I do not care if she has changed since then. Nothing she ever does will change the way I feel about her.
In the early 2000s, which was almost two decades after I ran 3:47.88, Jon Zupanc erased me from the UW Oshkosh record book. Jon simply gave a different runner a fabricated time for 1500 meters. A purely fictional time. And just like, that, he started erasing me.
When white people say I hold a grudge, what they mean is, only white people can hold a grudge.
Track is a sport of definites. Times are measured to the .01 second. Jon Zupanc is the only coach I have ever heard of who has made up a time and called it an official record.

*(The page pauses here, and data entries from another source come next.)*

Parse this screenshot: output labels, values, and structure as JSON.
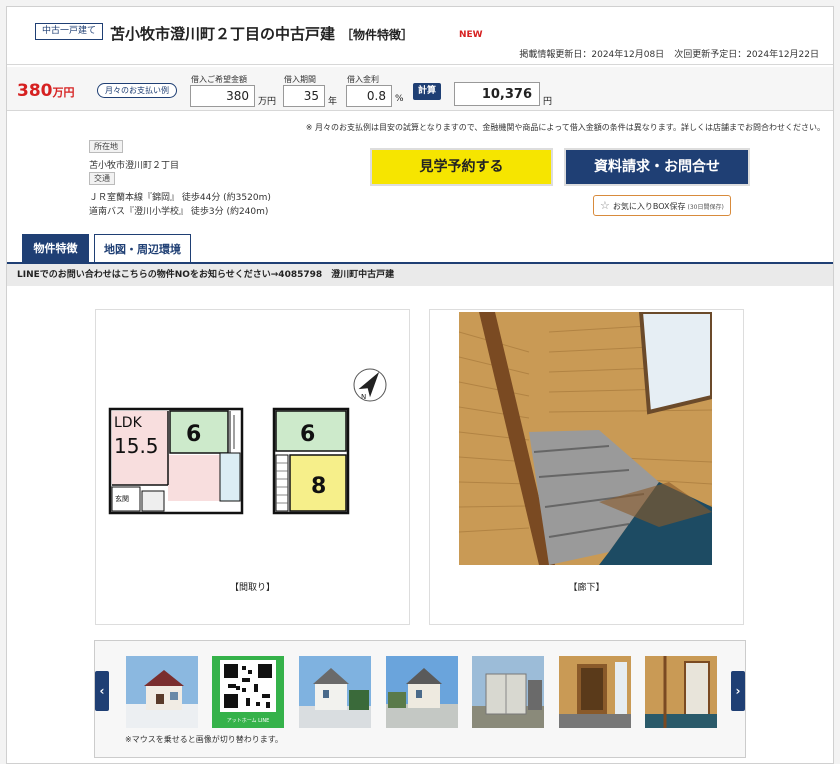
{
  "header": {
    "type_badge": "中古一戸建て",
    "title": "苫小牧市澄川町２丁目の中古戸建",
    "subtitle": "［物件特徴］",
    "new_label": "NEW",
    "published": "掲載情報更新日：2024年12月08日",
    "next_update": "次回更新予定日：2024年12月22日"
  },
  "loan": {
    "price_value": "380",
    "price_unit": "万円",
    "monthly_badge": "月々のお支払い例",
    "amount_label": "借入ご希望金額",
    "amount_value": "380",
    "amount_unit": "万円",
    "term_label": "借入期間",
    "term_value": "35",
    "term_unit": "年",
    "rate_label": "借入金利",
    "rate_value": "0.8",
    "rate_unit": "%",
    "calc_label": "計算",
    "result_value": "10,376",
    "result_unit": "円",
    "note": "※ 月々のお支払例は目安の試算となりますので、金融機関や商品によって借入金額の条件は異なります。詳しくは店舗までお問合わせください。"
  },
  "info": {
    "location_label": "所在地",
    "location_value": "苫小牧市澄川町２丁目",
    "transport_label": "交通",
    "transport_1": "ＪＲ室蘭本線『錦岡』 徒歩44分 (約3520m)",
    "transport_2": "道南バス『澄川小学校』 徒歩3分 (約240m)"
  },
  "actions": {
    "visit_label": "見学予約する",
    "request_label": "資料請求・お問合せ",
    "favorite_label": "お気に入りBOX保存",
    "favorite_note": "(30日間保存)"
  },
  "tabs": [
    {
      "label": "物件特徴"
    },
    {
      "label": "地図・周辺環境"
    }
  ],
  "line_notice": "LINEでのお問い合わせはこちらの物件NOをお知らせください→4085798　澄川町中古戸建",
  "photos": [
    {
      "caption": "【間取り】"
    },
    {
      "caption": "【廊下】"
    }
  ],
  "floorplan": {
    "ldk_label": "LDK",
    "ldk_size": "15.5",
    "room_1": "6",
    "room_2": "6",
    "room_3": "8",
    "entrance": "玄関",
    "compass": "N"
  },
  "thumbnails": {
    "hover_note": "※マウスを乗せると画像が切り替わります。",
    "qr_caption": "アットホーム LINE",
    "prev_icon": "chevron-left-icon",
    "next_icon": "chevron-right-icon"
  },
  "colors": {
    "brand_navy": "#1f3f74",
    "price_red": "#d62121",
    "visit_yellow": "#f6e500"
  }
}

In the last few weeks, I have been contacted a few times by one of the current UW Oshkosh Track coaches, Eamon McKenna. First he called me. Then he emailed. Then he called again. I believed him when he said he was working to make things better at UWO. He looked into the facts around the fake record. It is way, way too late, but he acknowledged that Jon Zupanc should not have erased the record.
When he told me that the new record holder is a hispanic male, I told him that I didn't care about the race or ethnicity of an athlete. The only thing that matters, in Track, is the finishing time.

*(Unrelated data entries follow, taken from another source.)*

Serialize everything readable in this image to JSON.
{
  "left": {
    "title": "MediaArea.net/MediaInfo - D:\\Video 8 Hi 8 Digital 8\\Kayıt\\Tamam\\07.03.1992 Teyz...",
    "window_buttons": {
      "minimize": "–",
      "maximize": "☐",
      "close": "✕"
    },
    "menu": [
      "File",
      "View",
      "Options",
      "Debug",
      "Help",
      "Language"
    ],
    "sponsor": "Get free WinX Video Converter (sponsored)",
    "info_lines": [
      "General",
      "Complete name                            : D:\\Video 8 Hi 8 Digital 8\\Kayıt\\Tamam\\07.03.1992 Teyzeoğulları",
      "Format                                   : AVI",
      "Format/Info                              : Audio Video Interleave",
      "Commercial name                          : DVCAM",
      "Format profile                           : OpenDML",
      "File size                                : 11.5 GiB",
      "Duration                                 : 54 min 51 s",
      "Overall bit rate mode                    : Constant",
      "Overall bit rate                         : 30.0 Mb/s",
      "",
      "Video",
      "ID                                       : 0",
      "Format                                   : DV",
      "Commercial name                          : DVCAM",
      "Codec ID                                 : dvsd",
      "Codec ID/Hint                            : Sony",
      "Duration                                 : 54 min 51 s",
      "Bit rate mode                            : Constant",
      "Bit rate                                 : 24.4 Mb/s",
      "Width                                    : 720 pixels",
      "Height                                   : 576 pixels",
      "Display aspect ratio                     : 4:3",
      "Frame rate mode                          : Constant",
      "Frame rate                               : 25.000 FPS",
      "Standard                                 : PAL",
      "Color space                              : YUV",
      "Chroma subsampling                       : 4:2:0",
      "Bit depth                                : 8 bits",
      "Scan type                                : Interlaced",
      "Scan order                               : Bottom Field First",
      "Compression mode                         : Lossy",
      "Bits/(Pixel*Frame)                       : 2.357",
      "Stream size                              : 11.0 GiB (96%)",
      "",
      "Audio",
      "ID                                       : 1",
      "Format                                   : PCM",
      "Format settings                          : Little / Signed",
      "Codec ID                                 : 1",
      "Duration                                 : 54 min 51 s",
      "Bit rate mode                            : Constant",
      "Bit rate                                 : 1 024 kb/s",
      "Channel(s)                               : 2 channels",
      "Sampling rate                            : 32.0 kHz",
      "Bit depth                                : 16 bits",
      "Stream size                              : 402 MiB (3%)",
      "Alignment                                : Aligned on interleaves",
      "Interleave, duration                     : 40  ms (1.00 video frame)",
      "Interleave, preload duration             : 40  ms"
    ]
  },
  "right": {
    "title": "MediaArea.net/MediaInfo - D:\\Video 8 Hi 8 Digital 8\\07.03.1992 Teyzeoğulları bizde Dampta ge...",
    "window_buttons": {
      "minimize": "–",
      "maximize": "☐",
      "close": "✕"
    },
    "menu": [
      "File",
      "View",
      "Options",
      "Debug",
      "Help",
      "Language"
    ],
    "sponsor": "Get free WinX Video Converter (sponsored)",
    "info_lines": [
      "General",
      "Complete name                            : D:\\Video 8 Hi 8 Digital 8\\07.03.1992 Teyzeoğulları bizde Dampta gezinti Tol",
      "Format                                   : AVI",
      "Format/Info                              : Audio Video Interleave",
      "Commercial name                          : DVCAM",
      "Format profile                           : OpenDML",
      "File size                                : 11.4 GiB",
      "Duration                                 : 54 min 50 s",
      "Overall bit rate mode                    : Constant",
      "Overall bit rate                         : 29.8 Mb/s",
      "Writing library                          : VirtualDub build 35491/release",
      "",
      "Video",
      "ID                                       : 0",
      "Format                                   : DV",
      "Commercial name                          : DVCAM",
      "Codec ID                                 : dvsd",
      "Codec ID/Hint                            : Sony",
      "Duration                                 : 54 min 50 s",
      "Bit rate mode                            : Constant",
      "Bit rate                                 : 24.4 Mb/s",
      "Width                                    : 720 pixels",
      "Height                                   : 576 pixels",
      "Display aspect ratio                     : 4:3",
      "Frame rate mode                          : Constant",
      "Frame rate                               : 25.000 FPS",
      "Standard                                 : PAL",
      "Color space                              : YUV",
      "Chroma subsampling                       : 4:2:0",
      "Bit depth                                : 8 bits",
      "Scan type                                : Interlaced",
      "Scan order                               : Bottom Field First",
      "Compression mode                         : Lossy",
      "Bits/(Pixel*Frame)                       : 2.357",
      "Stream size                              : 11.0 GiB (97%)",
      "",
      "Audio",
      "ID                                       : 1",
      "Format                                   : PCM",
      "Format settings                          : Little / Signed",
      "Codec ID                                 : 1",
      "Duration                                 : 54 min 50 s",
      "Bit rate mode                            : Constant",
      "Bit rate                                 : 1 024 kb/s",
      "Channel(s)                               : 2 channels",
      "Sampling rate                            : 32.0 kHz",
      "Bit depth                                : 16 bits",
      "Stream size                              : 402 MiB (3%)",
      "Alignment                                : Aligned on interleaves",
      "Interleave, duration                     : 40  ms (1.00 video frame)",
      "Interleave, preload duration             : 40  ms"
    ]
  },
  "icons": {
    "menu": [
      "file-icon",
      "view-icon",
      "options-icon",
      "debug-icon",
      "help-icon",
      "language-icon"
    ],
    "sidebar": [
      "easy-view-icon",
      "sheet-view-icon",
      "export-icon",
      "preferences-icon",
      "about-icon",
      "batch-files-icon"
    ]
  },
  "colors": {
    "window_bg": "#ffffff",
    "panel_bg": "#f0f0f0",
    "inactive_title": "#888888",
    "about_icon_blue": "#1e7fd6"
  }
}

When he told me that the new record holder is a gay man who transferred out of UWO because of bigotry, I laughed... because nothing has changed. My heart breaks for the runner who had to leave because of bigotry.
It turns out that, like me, he went to UW Madison to find more acceptance. I hope he found it. I found some, certainly more than at UW Oshkosh. Two men stood out. Neither was born in the US, and both helped me tremendously. The American version of racism and discrimination was, to them, bizarre.

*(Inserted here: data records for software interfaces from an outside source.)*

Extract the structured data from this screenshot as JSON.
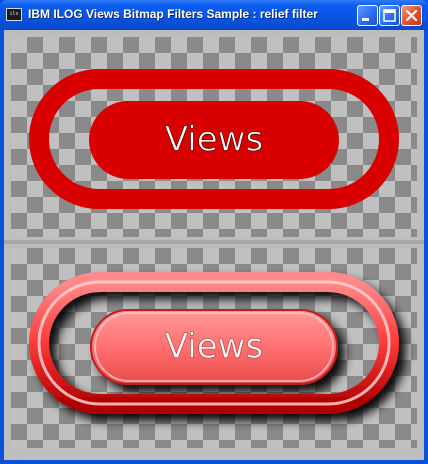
{
  "window": {
    "title": "IBM ILOG Views Bitmap Filters Sample : relief filter",
    "app_icon_text": "ilv"
  },
  "panels": {
    "top": {
      "label": "Views",
      "filter": "none"
    },
    "bottom": {
      "label": "Views",
      "filter": "relief"
    }
  },
  "colors": {
    "shape_red": "#d90000",
    "relief_red": "#ff6f6f",
    "titlebar_blue": "#0753e4"
  }
}
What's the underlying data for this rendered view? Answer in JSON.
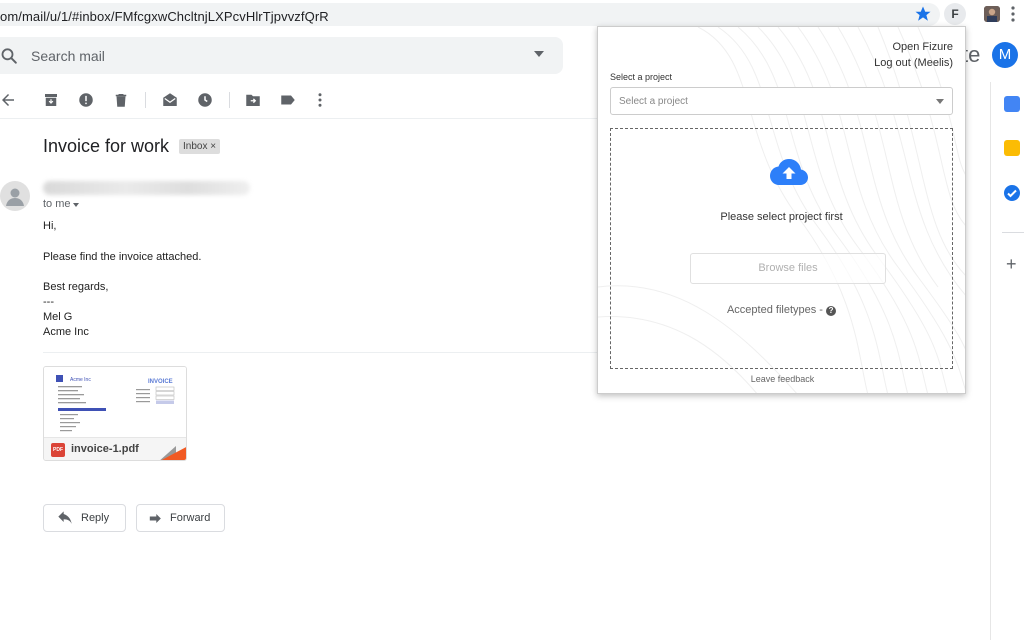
{
  "browser": {
    "url": "om/mail/u/1/#inbox/FMfcgxwChcltnjLXPcvHlrTjpvvzfQrR",
    "extension_letter": "F"
  },
  "search": {
    "placeholder": "Search mail"
  },
  "header": {
    "brand_fragment": "te",
    "avatar_letter": "M"
  },
  "toolbar": {
    "icons": [
      "back-arrow-icon",
      "archive-icon",
      "report-spam-icon",
      "delete-icon",
      "mark-unread-icon",
      "snooze-icon",
      "move-to-icon",
      "label-icon",
      "more-vert-icon"
    ]
  },
  "email": {
    "subject": "Invoice for work",
    "label_chip": "Inbox",
    "label_close": "×",
    "to": "to me",
    "body": {
      "greeting": "Hi,",
      "line1": "Please find the invoice attached.",
      "closing": "Best regards,",
      "sep": "---",
      "name": "Mel G",
      "company": "Acme Inc"
    },
    "attachment": {
      "filename": "invoice-1.pdf",
      "type_badge": "PDF",
      "preview_company": "Acme Inc",
      "preview_title": "INVOICE"
    },
    "actions": {
      "reply": "Reply",
      "forward": "Forward"
    }
  },
  "popup": {
    "open_link": "Open Fizure",
    "logout_link": "Log out (Meelis)",
    "project_label": "Select a project",
    "project_placeholder": "Select a project",
    "dropzone_message": "Please select project first",
    "browse_label": "Browse files",
    "accepted_label": "Accepted filetypes -",
    "help_glyph": "?",
    "feedback": "Leave feedback"
  },
  "colors": {
    "accent_blue": "#1a73e8",
    "cloud_blue": "#2d7ff9",
    "pdf_red": "#db4437"
  }
}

I experienced real racism at UW Oshkosh. I heard the N word an awful lot. Sometimes daily. In-Your-Face racism is fairly easy to deal with. That's the kind you know about, that you can see and hear and feel. The harder part of racism is when you get blindsided, tricked, used, lied to.
At UW Oshkosh, Coach Akin gave me a chance. He and my dad were friends. They had an awful lot in common, and were from the same neck of the woods- New London/Hortonville (I was baptized in Hortonville, which is where Coach Akin was from). My dad and Coach Akin did not have today's language for countering racism. They did not have "diversity, inclusion, opportunity" in their speech. But they knew what was right. They had many, many conversations about how to counter the racism I had to deal with. I love Coach Akin's plan: "Let him run."
I hate Jon Zupanc's plan: "hold him down and let the white boys run."
A few years later, I ran 22:43 for 8k, US National Champ, and fastest 8k of the year, 1990. In those days, the 8k was a super popular, and road racing a lucrative endeavor. A magazine or a newspaper interviewed me, and they asked me, how did I go from running 25:35 in college cross country to 22:43 on the roads? I thought for a second. I remembered Jon's racism. I remembered how, when I moved to Madison, the great Peter Tegen took me on as a special project. I remembered how Noel Harvey showed me how to suffer. Boom, that fast, I said, "Better coaching."
Oh my, when Jon Zupanc read the news, he was pissed.
It makes no difference to me that February is Black History Month. White people keep trying to control the conversation. They are all, like, "we can talk about it in February." ... and then they forget.
Eamon McKenna asked me why I wasn't on the UW Oshkosh Athletic Hall of Fame. He named a few runners who were much, much slower than I was, but on the wall... I mean laughably slower... Then he asked me if, if I was awarded a plaque, or whatever the f*&^, if I would take it. Me? I gave him an honest answer: I told him that, at this point, if they offered it, I would probably stand up and tell them to shove it up their a#*.
The last conversation I had with Jon Zupanc, he left me with this: "you'll catch more flies with honey than with vinegar." What he meant was, "know your place, boy."
The last time I saw Jon Zupanc, about fifteen years ago, I said to him, Know your place, boy.
Know your place, boy.
Note: edited because the white people who control this board need to censor the way people of color speak.